A newly-uncovered document, possibly direct reportage from a parliamentary committee, could provide a vital insight into the investigation that followed the Great Fire Of London.

A hastily-scrawled document, littered with spelling mistakes, is possibly the only surviving reportage of the House of Commons probe into the fire that devastating London for four days in September 1666, 350 years ago.

Although now widely believed to be caused by an accident, the city was rife with paranoia and speculation about the origins – with many believing that the true spark was a Papist plot.

The unusual document, soon to go on show at the Museum of London, appears to be a verbal report to Sir Robert Brooks’ parliamentary investigation on January 22, 1667, listing 17 depositions, including that of Robert Hubert, the Frenchman who confessed to, and was ultimately hanged for, starting the fire on October 27, 1666.

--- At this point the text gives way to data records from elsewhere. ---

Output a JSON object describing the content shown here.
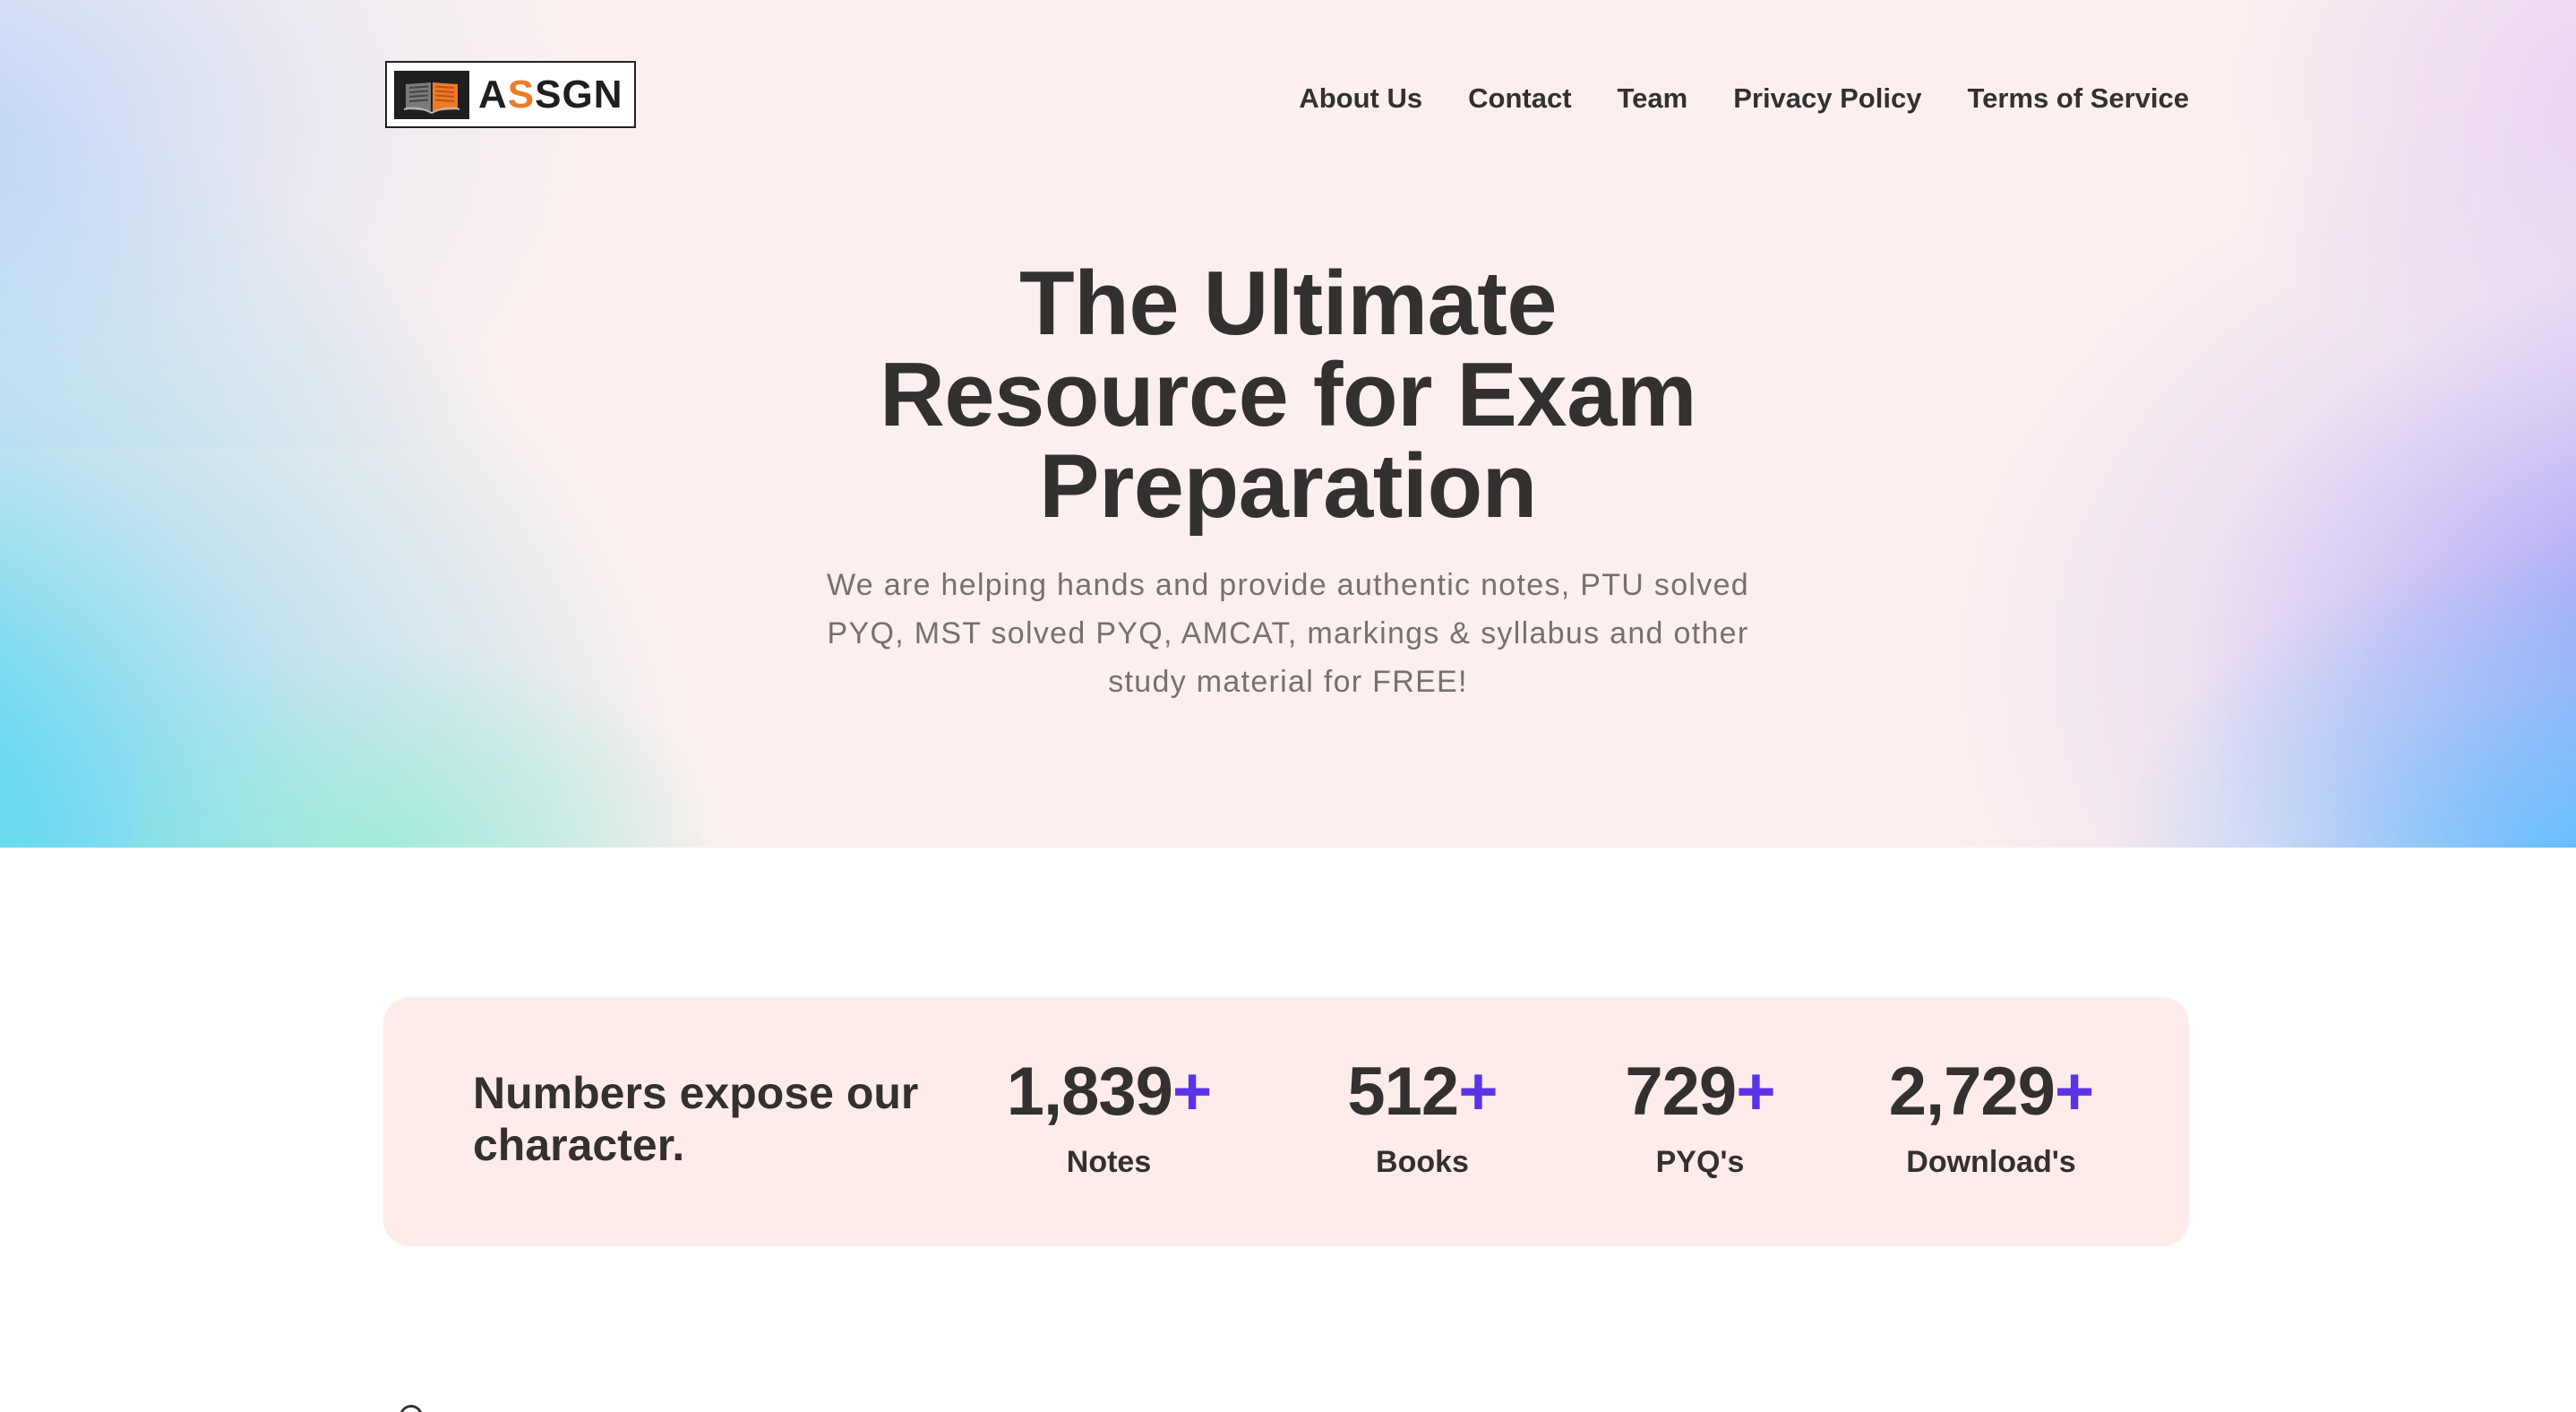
{
  "brand": {
    "logo_icon": "open-book-icon",
    "name_prefix": "A",
    "name_accent": "S",
    "name_suffix": "SGN",
    "accent_color": "#ef7a26"
  },
  "nav": {
    "items": [
      {
        "label": "About Us"
      },
      {
        "label": "Contact"
      },
      {
        "label": "Team"
      },
      {
        "label": "Privacy Policy"
      },
      {
        "label": "Terms of Service"
      }
    ]
  },
  "hero": {
    "headline_line1": "The Ultimate",
    "headline_line2": "Resource for Exam",
    "headline_line3": "Preparation",
    "subtext": "We are helping hands and provide authentic notes, PTU solved PYQ, MST solved PYQ, AMCAT, markings & syllabus and other study material for FREE!"
  },
  "stats": {
    "heading": "Numbers expose our character.",
    "plus_color": "#5a33e6",
    "items": [
      {
        "value": "1,839",
        "suffix": "+",
        "label": "Notes"
      },
      {
        "value": "512",
        "suffix": "+",
        "label": "Books"
      },
      {
        "value": "729",
        "suffix": "+",
        "label": "PYQ's"
      },
      {
        "value": "2,729",
        "suffix": "+",
        "label": "Download's"
      }
    ]
  }
}
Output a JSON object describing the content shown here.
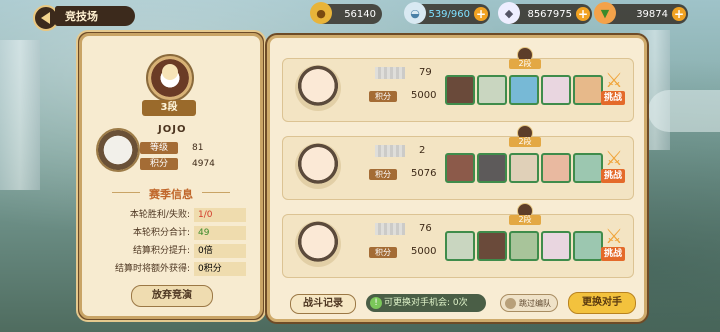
{
  "header": {
    "title": "竞技场",
    "resources": [
      {
        "icon": "coin-icon",
        "value": "56140"
      },
      {
        "icon": "stamina-bowl-icon",
        "value": "539/960"
      },
      {
        "icon": "gem-icon",
        "value": "8567975"
      },
      {
        "icon": "carrot-icon",
        "value": "39874"
      }
    ]
  },
  "player": {
    "rank_label": "3段",
    "name": "JOJO",
    "level_label": "等级",
    "level": "81",
    "score_label": "积分",
    "score": "4974"
  },
  "season": {
    "title": "赛季信息",
    "rows": [
      {
        "label": "本轮胜利/失败:",
        "value": "1/0"
      },
      {
        "label": "本轮积分合计:",
        "value": "49"
      },
      {
        "label": "结算积分提升:",
        "value": "0倍"
      },
      {
        "label": "结算时将额外获得:",
        "value": "0积分"
      }
    ],
    "giveup_label": "放弃竞演"
  },
  "opponents": [
    {
      "number": "79",
      "score_label": "积分",
      "score": "5000",
      "rank": "2段",
      "challenge": "挑战",
      "heroes": [
        "#6a4a3a",
        "#c9d6c0",
        "#77b9d6",
        "#e9d6e0",
        "#e7b98a"
      ]
    },
    {
      "number": "2",
      "score_label": "积分",
      "score": "5076",
      "rank": "2段",
      "challenge": "挑战",
      "heroes": [
        "#8c5a4a",
        "#5d5a5a",
        "#e0d0b8",
        "#e9b9a0",
        "#9cc7b0"
      ]
    },
    {
      "number": "76",
      "score_label": "积分",
      "score": "5000",
      "rank": "2段",
      "challenge": "挑战",
      "heroes": [
        "#c9d6c0",
        "#6a4a3a",
        "#a8c49a",
        "#e9d6e0",
        "#9cc7b0"
      ]
    }
  ],
  "footer": {
    "record_label": "战斗记录",
    "swap_info": "可更换对手机会: 0次",
    "skip_label": "跳过编队",
    "swap_label": "更换对手"
  },
  "colors": {
    "accent": "#a46c35",
    "challenge": "#e46a2a",
    "swap_button": "#f3c23d",
    "hero_border": "#3f8c4b"
  }
}
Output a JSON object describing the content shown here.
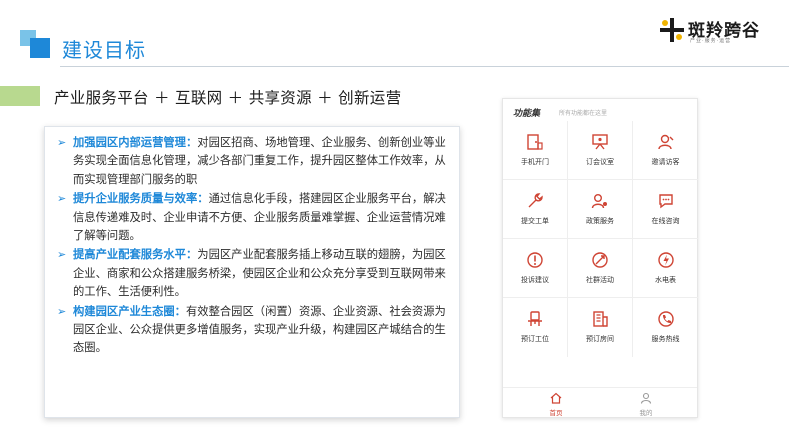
{
  "header": {
    "title": "建设目标",
    "logo_text": "斑羚跨谷",
    "logo_sub": "产业·服务·运营"
  },
  "slogan": "产业服务平台 ＋ 互联网 ＋ 共享资源 ＋ 创新运营",
  "bullets": [
    {
      "lead": "加强园区内部运营管理：",
      "text": "对园区招商、场地管理、企业服务、创新创业等业务实现全面信息化管理，减少各部门重复工作，提升园区整体工作效率，从而实现管理部门服务的职"
    },
    {
      "lead": "提升企业服务质量与效率：",
      "text": "通过信息化手段，搭建园区企业服务平台，解决信息传递难及时、企业申请不方便、企业服务质量难掌握、企业运营情况难了解等问题。"
    },
    {
      "lead": "提高产业配套服务水平：",
      "text": "为园区产业配套服务插上移动互联的翅膀，为园区企业、商家和公众搭建服务桥梁，使园区企业和公众充分享受到互联网带来的工作、生活便利性。"
    },
    {
      "lead": "构建园区产业生态圈：",
      "text": "有效整合园区（闲置）资源、企业资源、社会资源为园区企业、公众提供更多增值服务，实现产业升级，构建园区产城结合的生态圈。"
    }
  ],
  "phone": {
    "header": "功能集",
    "sub": "所有功能都在这里",
    "grid": [
      {
        "label": "手机开门",
        "icon": "door-icon"
      },
      {
        "label": "订会议室",
        "icon": "meeting-room-icon"
      },
      {
        "label": "邀请访客",
        "icon": "visitor-icon"
      },
      {
        "label": "提交工单",
        "icon": "wrench-icon"
      },
      {
        "label": "政策服务",
        "icon": "policy-icon"
      },
      {
        "label": "在线咨询",
        "icon": "chat-icon"
      },
      {
        "label": "投诉建议",
        "icon": "complaint-icon"
      },
      {
        "label": "社群活动",
        "icon": "activity-icon"
      },
      {
        "label": "水电表",
        "icon": "meter-icon"
      },
      {
        "label": "预订工位",
        "icon": "workstation-icon"
      },
      {
        "label": "预订房间",
        "icon": "room-icon"
      },
      {
        "label": "服务热线",
        "icon": "phone-icon"
      }
    ],
    "tabs": [
      {
        "label": "首页",
        "icon": "home-icon",
        "color": "#cf4434"
      },
      {
        "label": "我的",
        "icon": "user-icon",
        "color": "#999999"
      }
    ]
  },
  "colors": {
    "accent": "#1e88d8",
    "icon_red": "#cf4434",
    "tab_green": "#b8d98f"
  }
}
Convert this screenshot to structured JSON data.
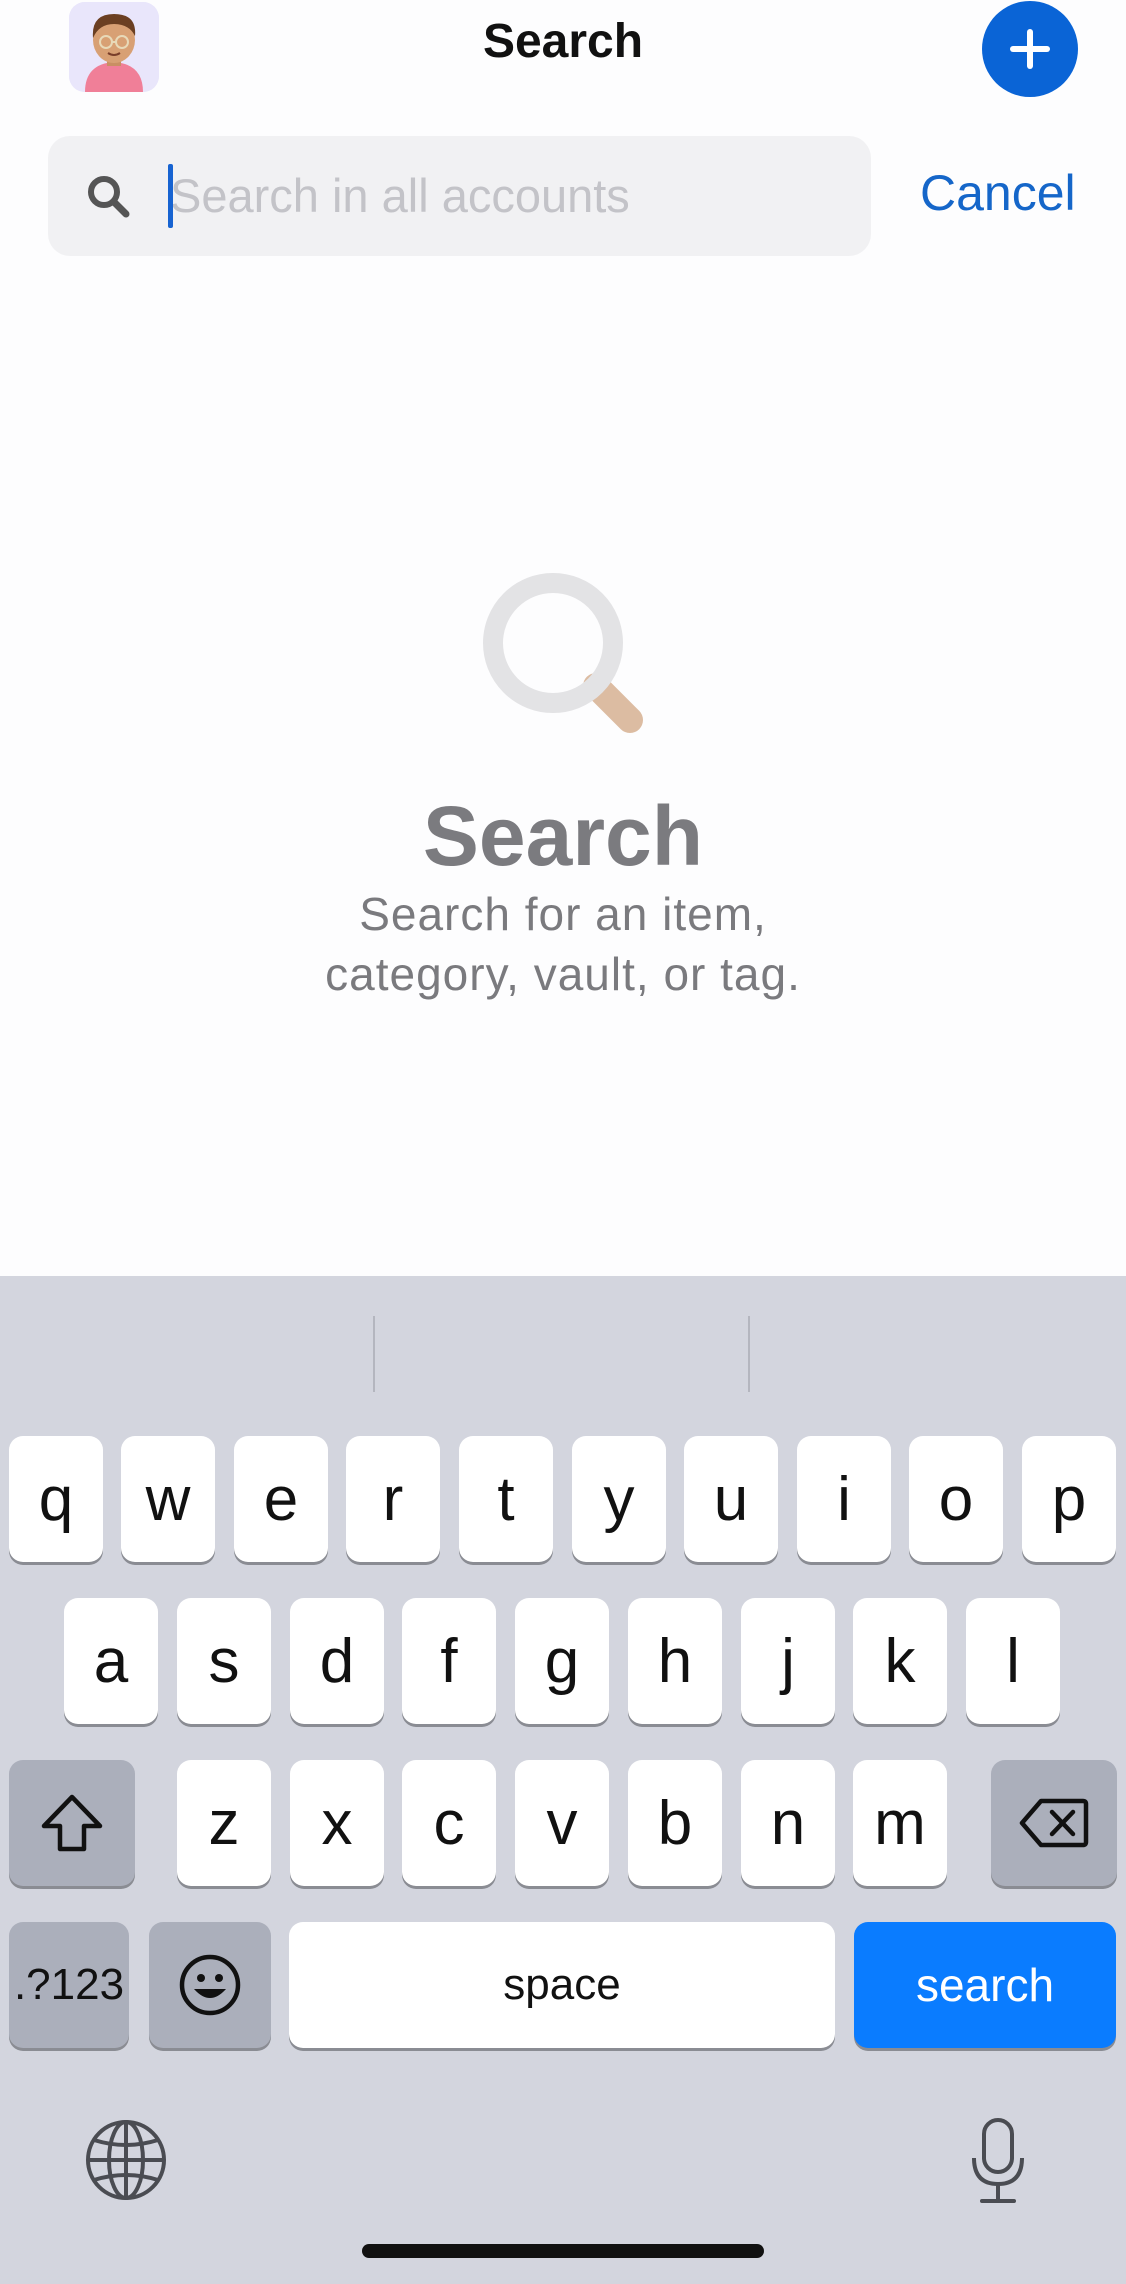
{
  "header": {
    "title": "Search"
  },
  "search": {
    "placeholder": "Search in all accounts",
    "cancel_label": "Cancel"
  },
  "empty_state": {
    "title": "Search",
    "subtitle": "Search for an item,\ncategory, vault, or tag."
  },
  "keyboard": {
    "row1": [
      "q",
      "w",
      "e",
      "r",
      "t",
      "y",
      "u",
      "i",
      "o",
      "p"
    ],
    "row2": [
      "a",
      "s",
      "d",
      "f",
      "g",
      "h",
      "j",
      "k",
      "l"
    ],
    "row3": [
      "z",
      "x",
      "c",
      "v",
      "b",
      "n",
      "m"
    ],
    "numbers_label": ".?123",
    "space_label": "space",
    "search_label": "search"
  },
  "colors": {
    "accent": "#0a64d6",
    "link": "#1566c9",
    "keyboard_background": "#d3d5de",
    "search_key": "#0a7cff"
  },
  "icons": {
    "avatar": "user-avatar",
    "add": "plus-icon",
    "search_field": "search-icon",
    "empty_state": "magnifier-illustration",
    "shift": "shift-icon",
    "delete": "delete-icon",
    "emoji": "emoji-icon",
    "globe": "globe-icon",
    "mic": "microphone-icon"
  }
}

It is not clear if Hubert, a presumed Catholic, did indeed start the fire and the judges at his trial doubted his guilt, thinking he might be mad.

Mention of "Mr Farriner, a baker"

Many unofficial printed versions of Brooks’ report, derived from handwritten notes, were distributed to feed people’s fascination with the calamity. This original manuscript, the phrasing of which differs from the printed versions in many places, is probably the only surviving handwritten copy of the Committee’s findings.

The statement “That this Monsyer Hubert, lived a Papest & died one: all though if ever given out ye He was a Huginet....” is not found in the published versions and appears to be unique to this scribed report.

Among the other depositions mentioned is that of Thomas Farriner, the owner of the bakery on Pudding Lane where the fire began.

Although the writer is unknown, the clumsy phrasing and a range of phonetic spellings including “Frinch” instead of “French” and “marchant” rather than “merchant” suggest to experts that they had a pronounced regional accent and were not particularly well schooled.

The hastily penned two-and-a-half page document appears to have been drafted from a verbal report presented to the House of Commons on January 22, 1667

Hazel Forsyth, senior curator at the Museum Of London who researched the acquisition, said: “Every new piece of evidence enhances our understanding of the events before, during and after the Great Fire.

“This incredibly rare find is a fine addition to the Museum Of London’s world-leading collection of printed books and manuscripts relating to the Great Fire.”

Visitors to the Museum of London’s Fire! Fire! exhibition will be able to examine the document for themselves when it goes on show from Friday, October 21. Fire! Fire! runs until 17 April 16, 2017.